(Data records for software interfaces)
[Start of section]

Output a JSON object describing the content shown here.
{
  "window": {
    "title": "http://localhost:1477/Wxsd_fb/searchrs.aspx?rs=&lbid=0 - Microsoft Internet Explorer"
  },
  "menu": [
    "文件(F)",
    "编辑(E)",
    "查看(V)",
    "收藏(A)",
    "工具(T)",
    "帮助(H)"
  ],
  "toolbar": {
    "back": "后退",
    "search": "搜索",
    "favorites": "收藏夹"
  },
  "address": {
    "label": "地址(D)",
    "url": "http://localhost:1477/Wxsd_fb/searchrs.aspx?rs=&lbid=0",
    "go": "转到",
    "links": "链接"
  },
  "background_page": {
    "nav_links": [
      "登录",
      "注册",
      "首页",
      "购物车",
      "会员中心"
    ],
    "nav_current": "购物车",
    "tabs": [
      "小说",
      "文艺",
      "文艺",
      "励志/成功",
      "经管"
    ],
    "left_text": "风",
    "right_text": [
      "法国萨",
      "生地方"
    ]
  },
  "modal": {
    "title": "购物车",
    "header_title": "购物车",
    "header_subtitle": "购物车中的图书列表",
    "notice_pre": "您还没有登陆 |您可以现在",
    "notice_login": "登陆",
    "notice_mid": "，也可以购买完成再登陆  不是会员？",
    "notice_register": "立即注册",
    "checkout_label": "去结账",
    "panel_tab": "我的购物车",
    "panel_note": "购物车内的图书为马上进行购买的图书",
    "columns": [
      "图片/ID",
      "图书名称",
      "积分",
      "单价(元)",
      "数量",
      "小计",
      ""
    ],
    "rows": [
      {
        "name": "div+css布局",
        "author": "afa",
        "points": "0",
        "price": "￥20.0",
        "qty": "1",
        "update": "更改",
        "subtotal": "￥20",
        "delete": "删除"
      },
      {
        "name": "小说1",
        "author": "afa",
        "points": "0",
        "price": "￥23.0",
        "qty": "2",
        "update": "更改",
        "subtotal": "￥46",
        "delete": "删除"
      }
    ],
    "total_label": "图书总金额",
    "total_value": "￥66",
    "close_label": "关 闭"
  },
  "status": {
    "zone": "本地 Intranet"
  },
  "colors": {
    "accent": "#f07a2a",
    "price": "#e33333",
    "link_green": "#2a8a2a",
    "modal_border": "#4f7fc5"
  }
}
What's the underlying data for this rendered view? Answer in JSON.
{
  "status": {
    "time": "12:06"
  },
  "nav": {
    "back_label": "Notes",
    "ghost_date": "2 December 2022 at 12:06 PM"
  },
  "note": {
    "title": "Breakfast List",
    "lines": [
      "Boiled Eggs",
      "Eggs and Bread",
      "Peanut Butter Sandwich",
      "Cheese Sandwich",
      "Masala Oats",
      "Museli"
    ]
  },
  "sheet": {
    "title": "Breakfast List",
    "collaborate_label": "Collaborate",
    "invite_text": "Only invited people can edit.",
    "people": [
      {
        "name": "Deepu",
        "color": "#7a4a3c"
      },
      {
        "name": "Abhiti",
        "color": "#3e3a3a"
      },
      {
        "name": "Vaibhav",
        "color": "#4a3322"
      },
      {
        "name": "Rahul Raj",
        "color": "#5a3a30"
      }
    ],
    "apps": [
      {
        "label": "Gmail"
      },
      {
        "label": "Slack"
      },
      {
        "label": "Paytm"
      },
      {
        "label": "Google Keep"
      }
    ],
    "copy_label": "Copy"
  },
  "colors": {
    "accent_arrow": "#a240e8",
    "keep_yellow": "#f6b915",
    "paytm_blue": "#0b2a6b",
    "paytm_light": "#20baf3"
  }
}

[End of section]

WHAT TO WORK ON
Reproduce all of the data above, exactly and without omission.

OUTPUT FOR THIS TASK
Output a JSON object describing the content shown here.
{
  "window": {
    "title": "http://localhost:1477/Wxsd_fb/searchrs.aspx?rs=&lbid=0 - Microsoft Internet Explorer"
  },
  "menu": [
    "文件(F)",
    "编辑(E)",
    "查看(V)",
    "收藏(A)",
    "工具(T)",
    "帮助(H)"
  ],
  "toolbar": {
    "back": "后退",
    "search": "搜索",
    "favorites": "收藏夹"
  },
  "address": {
    "label": "地址(D)",
    "url": "http://localhost:1477/Wxsd_fb/searchrs.aspx?rs=&lbid=0",
    "go": "转到",
    "links": "链接"
  },
  "background_page": {
    "nav_links": [
      "登录",
      "注册",
      "首页",
      "购物车",
      "会员中心"
    ],
    "nav_current": "购物车",
    "tabs": [
      "小说",
      "文艺",
      "文艺",
      "励志/成功",
      "经管"
    ],
    "left_text": "风",
    "right_text": [
      "法国萨",
      "生地方"
    ]
  },
  "modal": {
    "title": "购物车",
    "header_title": "购物车",
    "header_subtitle": "购物车中的图书列表",
    "notice_pre": "您还没有登陆 |您可以现在",
    "notice_login": "登陆",
    "notice_mid": "，也可以购买完成再登陆  不是会员？",
    "notice_register": "立即注册",
    "checkout_label": "去结账",
    "panel_tab": "我的购物车",
    "panel_note": "购物车内的图书为马上进行购买的图书",
    "columns": [
      "图片/ID",
      "图书名称",
      "积分",
      "单价(元)",
      "数量",
      "小计",
      ""
    ],
    "rows": [
      {
        "name": "div+css布局",
        "author": "afa",
        "points": "0",
        "price": "￥20.0",
        "qty": "1",
        "update": "更改",
        "subtotal": "￥20",
        "delete": "删除"
      },
      {
        "name": "小说1",
        "author": "afa",
        "points": "0",
        "price": "￥23.0",
        "qty": "2",
        "update": "更改",
        "subtotal": "￥46",
        "delete": "删除"
      }
    ],
    "total_label": "图书总金额",
    "total_value": "￥66",
    "close_label": "关 闭"
  },
  "status": {
    "zone": "本地 Intranet"
  },
  "colors": {
    "accent": "#f07a2a",
    "price": "#e33333",
    "link_green": "#2a8a2a",
    "modal_border": "#4f7fc5"
  }
}
What's the underlying data for this rendered view? Answer in JSON.
{
  "status": {
    "time": "12:06"
  },
  "nav": {
    "back_label": "Notes",
    "ghost_date": "2 December 2022 at 12:06 PM"
  },
  "note": {
    "title": "Breakfast List",
    "lines": [
      "Boiled Eggs",
      "Eggs and Bread",
      "Peanut Butter Sandwich",
      "Cheese Sandwich",
      "Masala Oats",
      "Museli"
    ]
  },
  "sheet": {
    "title": "Breakfast List",
    "collaborate_label": "Collaborate",
    "invite_text": "Only invited people can edit.",
    "people": [
      {
        "name": "Deepu",
        "color": "#7a4a3c"
      },
      {
        "name": "Abhiti",
        "color": "#3e3a3a"
      },
      {
        "name": "Vaibhav",
        "color": "#4a3322"
      },
      {
        "name": "Rahul Raj",
        "color": "#5a3a30"
      }
    ],
    "apps": [
      {
        "label": "Gmail"
      },
      {
        "label": "Slack"
      },
      {
        "label": "Paytm"
      },
      {
        "label": "Google Keep"
      }
    ],
    "copy_label": "Copy"
  },
  "colors": {
    "accent_arrow": "#a240e8",
    "keep_yellow": "#f6b915",
    "paytm_blue": "#0b2a6b",
    "paytm_light": "#20baf3"
  }
}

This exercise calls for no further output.